The plant is a project by Amu Power, a consortium of Gulf Energy and Centum Investment is set to be established at Kwasasi Village in Lamu West.
So far a total of 975 acres of land have already been set aside at Kwasasi for the establishment of the project which is expected to generate 1,050 megawatts of power upon completion.
The project has received immense criticism from a section of leaders and activists in the region who insist that such a project is more hazardous than it is beneficial.
Some of the leaders and activists have even accused the national government of trying to force the project down the throats of Lamu people despite rejection by the majority.
However speaking an event in Lamu town on Monday, the council of elders whose voice is considered key in the making of major decisions in the region, was visibly divided as each one pulled in their own direction.
The council chairperson Sharif Salim, for instance, said he believed that with proper mitigations, any possible negative effects of the coal plant can effectively and promptly be addressed.
Salim said he was convinced by both the government and investor who have given an assurance that the coal project will employ the use of advanced technology which is safe and non-hazardous.
“At this point, I can’t confidently say whether or not I support the project but I believe the government and investor when they say with advanced technology, the project will be safe. I also believe that with proper mitigations, such a project can effectively deal with any downside. At this juncture, we are waiting on the government and investor to see whether or not they keep their word then we can decide where our support lies,” said Salim.
Elder Said Mzee wondered why there was so much noise around the establishment of the coal plant considering Lamu will not be the first to have a project set up.
“Germany and USA have done this before and it worked. The same technology employed is the one being brought down here. Why can’t we wait and see first before we reject something that could possibly change our lives for the better. As long as someone hasn’t proved otherwise, my support for the project is intact,we need it,” said Mzee.
However, elder Waladi Mhaji, a former councilor in the region rebuked his fellow elders for going with the wind and supporting a project that has the capacity to kills dozens and inflict illnesses among members of the public.
Mhaji says a similar project was rejected in Kitui county and wondered why Lamu has to be the landing site for rejected projects.
He urged fellow elders, leaders, and locals to speak in one voice and denounce the coal project which he said shall drastically and negatively impact on their lives for generations to come.
“The problem is everybody only talks about what they feel is good about the project. Nobody is willing to say the truly ugly side of such a project and it’s just unfortunate that our elders and leaders and so blinded by the economic gain that they are not willing to think much of that. We must reject this project while we still can, its no good and we all know that. Our generations will simply inherit illnesses and a myriad of other challenges and no one will do anything about it,” said Mhaji.

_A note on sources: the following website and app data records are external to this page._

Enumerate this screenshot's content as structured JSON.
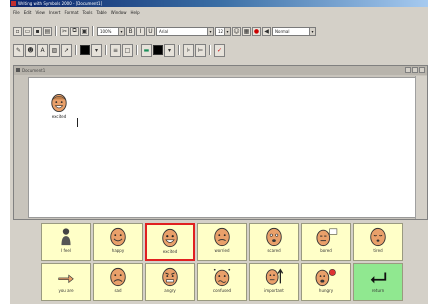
{
  "window": {
    "title": "Writing with Symbols 2000 - [Document1]"
  },
  "menu": [
    "File",
    "Edit",
    "View",
    "Insert",
    "Format",
    "Tools",
    "Table",
    "Window",
    "Help"
  ],
  "toolbar1": {
    "font_name": "Arial",
    "font_size": "12",
    "zoom": "100%",
    "style": "Normal"
  },
  "document": {
    "title": "Document1",
    "symbol_label": "excited"
  },
  "grid": {
    "row1": [
      "I feel",
      "happy",
      "excited",
      "worried",
      "scared",
      "bored",
      "tired"
    ],
    "row2": [
      "you are",
      "sad",
      "angry",
      "confused",
      "important",
      "hungry",
      "return"
    ]
  }
}
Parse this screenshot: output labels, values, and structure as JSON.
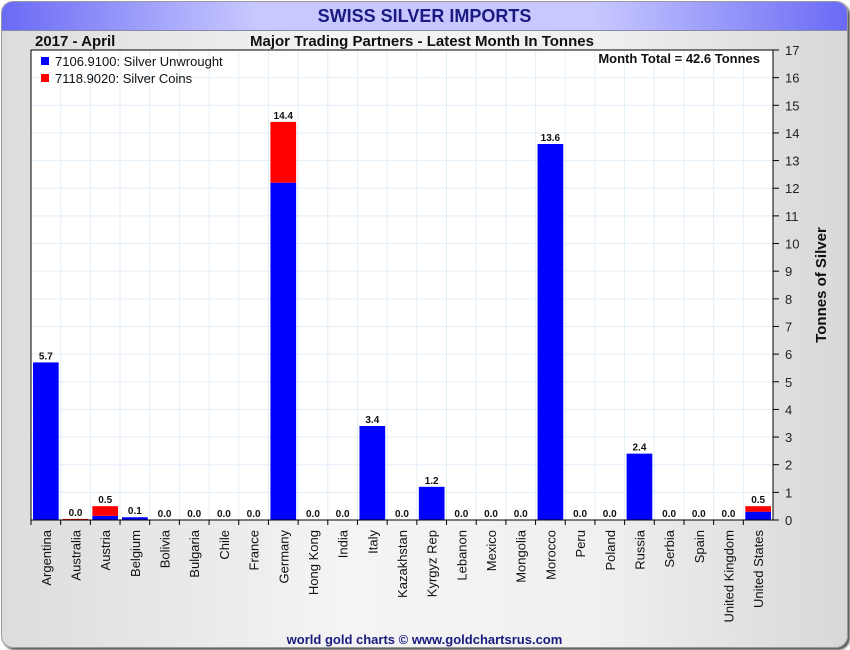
{
  "header": {
    "title": "SWISS SILVER IMPORTS",
    "period": "2017 - April",
    "subtitle": "Major Trading Partners - Latest Month In Tonnes"
  },
  "footer": "world gold charts © www.goldchartsrus.com",
  "chart_data": {
    "type": "bar",
    "stacked": true,
    "title": "SWISS SILVER IMPORTS",
    "annotation": "Month Total = 42.6 Tonnes",
    "ylabel": "Tonnes of Silver",
    "ylim": [
      0,
      17
    ],
    "yticks": [
      0,
      1,
      2,
      3,
      4,
      5,
      6,
      7,
      8,
      9,
      10,
      11,
      12,
      13,
      14,
      15,
      16,
      17
    ],
    "grid": true,
    "legend_position": "top-left",
    "categories": [
      "Argentina",
      "Australia",
      "Austria",
      "Belgium",
      "Bolivia",
      "Bulgaria",
      "Chile",
      "France",
      "Germany",
      "Hong Kong",
      "India",
      "Italy",
      "Kazakhstan",
      "Kyrgyz Rep",
      "Lebanon",
      "Mexico",
      "Mongolia",
      "Morocco",
      "Peru",
      "Poland",
      "Russia",
      "Serbia",
      "Spain",
      "United Kingdom",
      "United States"
    ],
    "series": [
      {
        "name": "7106.9100: Silver Unwrought",
        "color": "#0000ff",
        "values": [
          5.7,
          0,
          0.15,
          0.1,
          0,
          0,
          0,
          0,
          12.2,
          0,
          0,
          3.4,
          0,
          1.2,
          0,
          0,
          0,
          13.6,
          0,
          0,
          2.4,
          0,
          0,
          0,
          0.3
        ]
      },
      {
        "name": "7118.9020: Silver Coins",
        "color": "#ff0000",
        "values": [
          0,
          0.04,
          0.35,
          0,
          0,
          0,
          0,
          0,
          2.2,
          0,
          0,
          0,
          0,
          0,
          0,
          0,
          0,
          0,
          0,
          0,
          0,
          0,
          0,
          0,
          0.2
        ]
      }
    ],
    "labels": [
      "5.7",
      "0.0",
      "0.5",
      "0.1",
      "0.0",
      "0.0",
      "0.0",
      "0.0",
      "14.4",
      "0.0",
      "0.0",
      "3.4",
      "0.0",
      "1.2",
      "0.0",
      "0.0",
      "0.0",
      "13.6",
      "0.0",
      "0.0",
      "2.4",
      "0.0",
      "0.0",
      "0.0",
      "0.5"
    ]
  }
}
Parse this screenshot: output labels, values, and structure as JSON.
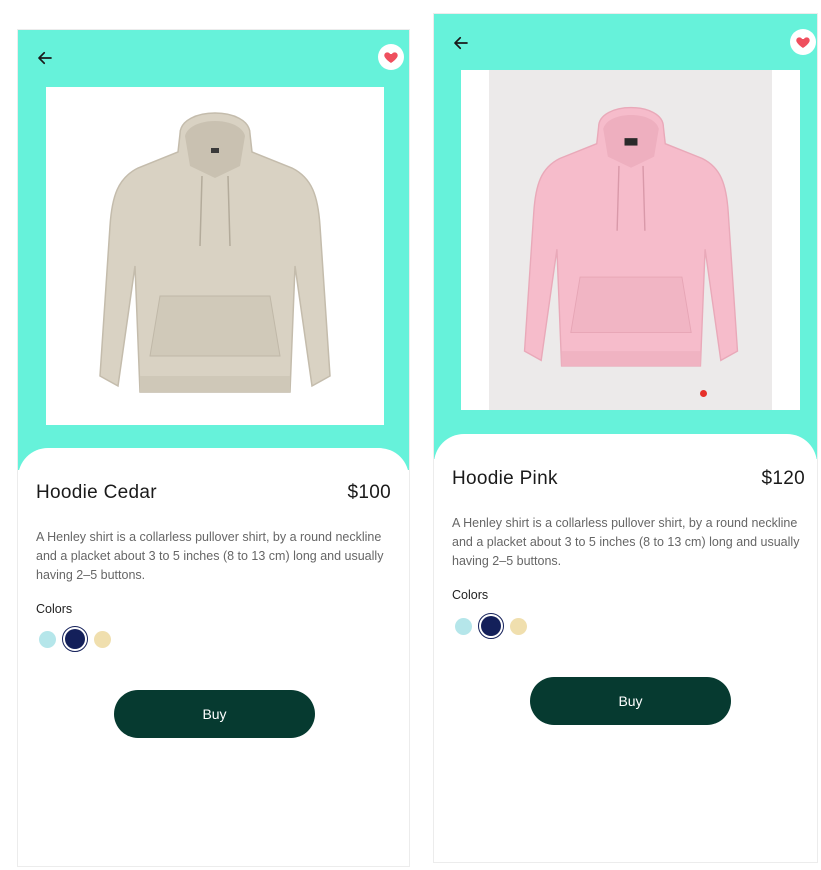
{
  "colors": {
    "accent": "#66f2da",
    "buy_button": "#063a30",
    "favorite": "#ef4f5e"
  },
  "icons": {
    "back": "arrow-left-icon",
    "favorite": "heart-icon"
  },
  "screens": [
    {
      "title": "Hoodie Cedar",
      "price": "$100",
      "description": "A Henley shirt is a collarless pullover shirt, by a round neckline and a placket about 3 to 5 inches (8 to 13 cm) long and usually having 2–5 buttons.",
      "colors_label": "Colors",
      "swatches": [
        "#b5e6ea",
        "#14205a",
        "#f0dfae"
      ],
      "selected_swatch": 1,
      "buy_label": "Buy",
      "product_color": "#d9d2c3"
    },
    {
      "title": "Hoodie Pink",
      "price": "$120",
      "description": "A Henley shirt is a collarless pullover shirt, by a round neckline and a placket about 3 to 5 inches (8 to 13 cm) long and usually having 2–5 buttons.",
      "colors_label": "Colors",
      "swatches": [
        "#b5e6ea",
        "#14205a",
        "#f0dfae"
      ],
      "selected_swatch": 1,
      "buy_label": "Buy",
      "product_color": "#f6bccb"
    }
  ]
}
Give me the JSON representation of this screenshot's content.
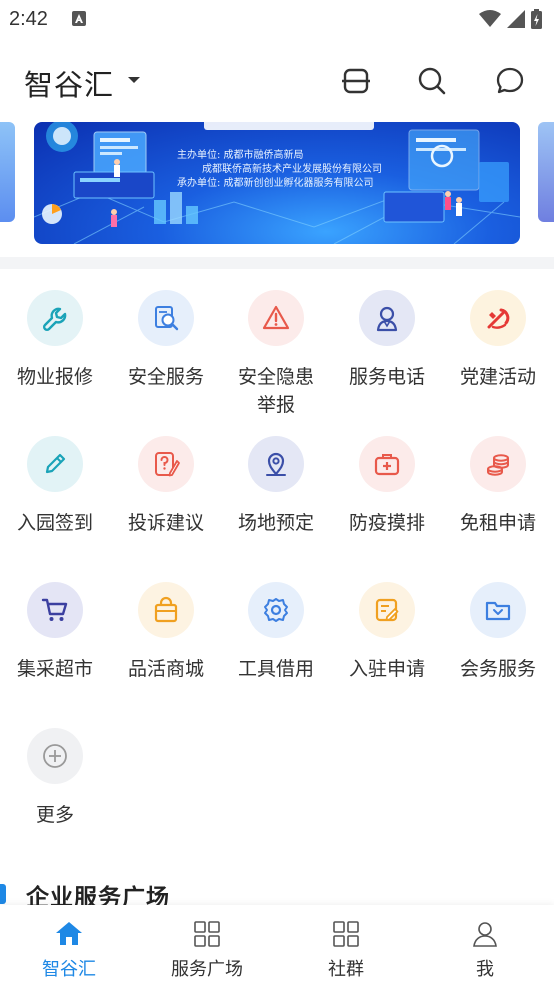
{
  "status_bar": {
    "time": "2:42"
  },
  "header": {
    "title": "智谷汇"
  },
  "banner": {
    "host_line": "主办单位: 成都市融侨高新局",
    "co_host_line": "成都联侨高新技术产业发展股份有限公司",
    "organizer_line": "承办单位: 成都新创创业孵化器服务有限公司"
  },
  "services": [
    {
      "label": "物业报修",
      "icon": "wrench-icon",
      "bg": "#e4f3f6",
      "color": "#1aa3b8"
    },
    {
      "label": "安全服务",
      "icon": "search-document-icon",
      "bg": "#e6effb",
      "color": "#3d7fe0"
    },
    {
      "label": "安全隐患\n举报",
      "icon": "warning-icon",
      "bg": "#fcebea",
      "color": "#e8594b"
    },
    {
      "label": "服务电话",
      "icon": "customer-service-icon",
      "bg": "#e4e7f5",
      "color": "#3b4fa8"
    },
    {
      "label": "党建活动",
      "icon": "party-emblem-icon",
      "bg": "#fdf3df",
      "color": "#e53935"
    },
    {
      "label": "入园签到",
      "icon": "pencil-icon",
      "bg": "#e2f3f6",
      "color": "#1aa3b8"
    },
    {
      "label": "投诉建议",
      "icon": "feedback-icon",
      "bg": "#fcebea",
      "color": "#e8594b"
    },
    {
      "label": "场地预定",
      "icon": "location-icon",
      "bg": "#e4e7f5",
      "color": "#3b4fa8"
    },
    {
      "label": "防疫摸排",
      "icon": "medical-kit-icon",
      "bg": "#fcebea",
      "color": "#e8594b"
    },
    {
      "label": "免租申请",
      "icon": "coins-icon",
      "bg": "#fcebea",
      "color": "#e8594b"
    },
    {
      "label": "集采超市",
      "icon": "cart-icon",
      "bg": "#e4e5f5",
      "color": "#3b3fa0"
    },
    {
      "label": "品活商城",
      "icon": "shopping-bag-icon",
      "bg": "#fdf3e2",
      "color": "#f0a020"
    },
    {
      "label": "工具借用",
      "icon": "gear-icon",
      "bg": "#e6effb",
      "color": "#3d7fe0"
    },
    {
      "label": "入驻申请",
      "icon": "form-edit-icon",
      "bg": "#fdf3e2",
      "color": "#f0a020"
    },
    {
      "label": "会务服务",
      "icon": "folder-icon",
      "bg": "#e6effb",
      "color": "#3d7fe0"
    },
    {
      "label": "更多",
      "icon": "plus-circle-icon",
      "bg": "#f0f1f3",
      "color": "#999999"
    }
  ],
  "section": {
    "title": "企业服务广场"
  },
  "bottom_nav": [
    {
      "label": "智谷汇",
      "icon": "home-icon",
      "active": true
    },
    {
      "label": "服务广场",
      "icon": "grid-icon",
      "active": false
    },
    {
      "label": "社群",
      "icon": "community-grid-icon",
      "active": false
    },
    {
      "label": "我",
      "icon": "user-icon",
      "active": false
    }
  ],
  "colors": {
    "accent": "#1e88e5"
  }
}
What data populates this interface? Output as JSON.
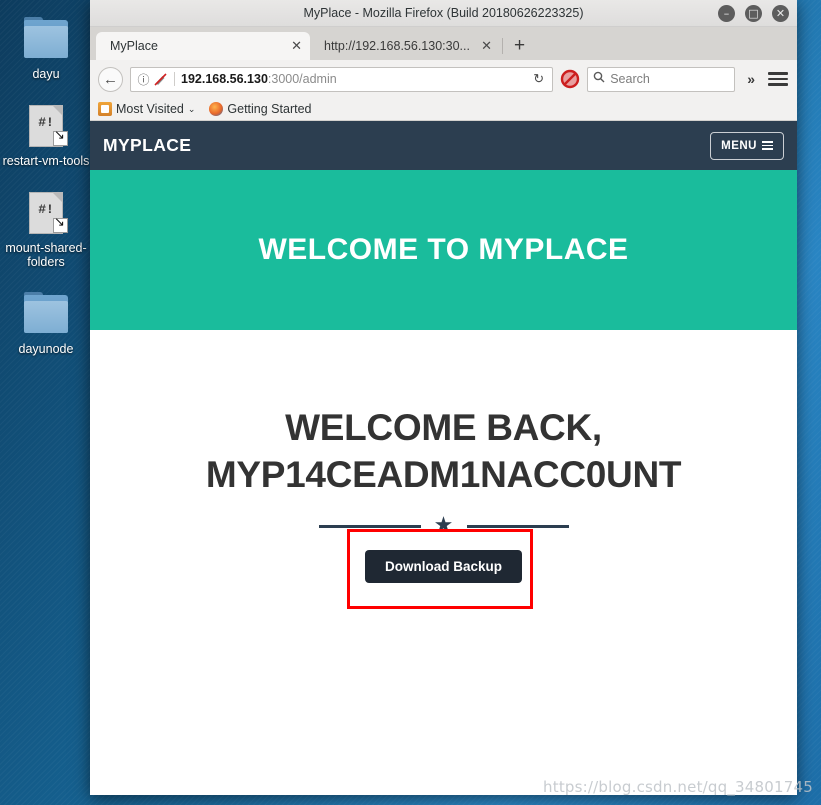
{
  "desktop": {
    "icons": [
      {
        "label": "dayu",
        "type": "folder",
        "icon": "folder-icon"
      },
      {
        "label": "restart-vm-tools",
        "type": "script",
        "icon": "script-file-icon",
        "glyph": "#!"
      },
      {
        "label": "mount-shared-folders",
        "type": "script",
        "icon": "script-file-icon",
        "glyph": "#!"
      },
      {
        "label": "dayunode",
        "type": "folder",
        "icon": "folder-icon"
      }
    ],
    "watermark": "https://blog.csdn.net/qq_34801745"
  },
  "browser": {
    "window_title": "MyPlace - Mozilla Firefox (Build 20180626223325)",
    "controls": {
      "minimize": "–",
      "maximize": "□",
      "close": "✕"
    },
    "tabs": [
      {
        "title": "MyPlace",
        "active": true,
        "close": "✕"
      },
      {
        "title": "http://192.168.56.130:30...",
        "active": false,
        "close": "✕"
      }
    ],
    "new_tab_label": "+",
    "toolbar": {
      "back_icon": "←",
      "info_icon": "ⓘ",
      "url_host": "192.168.56.130",
      "url_path": ":3000/admin",
      "reload_icon": "↻",
      "noscript_icon": "noscript-blocked-icon",
      "search_icon": "⌕",
      "search_placeholder": "Search",
      "search_value": "",
      "overflow_label": "»",
      "menu_icon": "hamburger-icon"
    },
    "bookmarks": [
      {
        "label": "Most Visited",
        "icon": "most-visited-icon",
        "caret": "⌄"
      },
      {
        "label": "Getting Started",
        "icon": "firefox-icon",
        "caret": ""
      }
    ]
  },
  "page": {
    "navbar": {
      "brand": "MYPLACE",
      "menu_label": "MENU"
    },
    "hero": {
      "title": "WELCOME TO MYPLACE",
      "background_color": "#1abc9c"
    },
    "main": {
      "heading_line1": "WELCOME BACK,",
      "heading_line2": "MYP14CEADM1NACC0UNT",
      "divider_star": "★",
      "download_button_label": "Download Backup"
    },
    "annotation": {
      "color": "#ff0000",
      "target": "Download Backup"
    }
  }
}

Elder Mohamed Abubakar called upon his fellow elders to be custodians of sanity and wellness as opposed to being blinded by money.
“We have a duty to guard against what is not good for our people and this project is among the worst things that can be allowed to take root on this soil,” said Abubakar.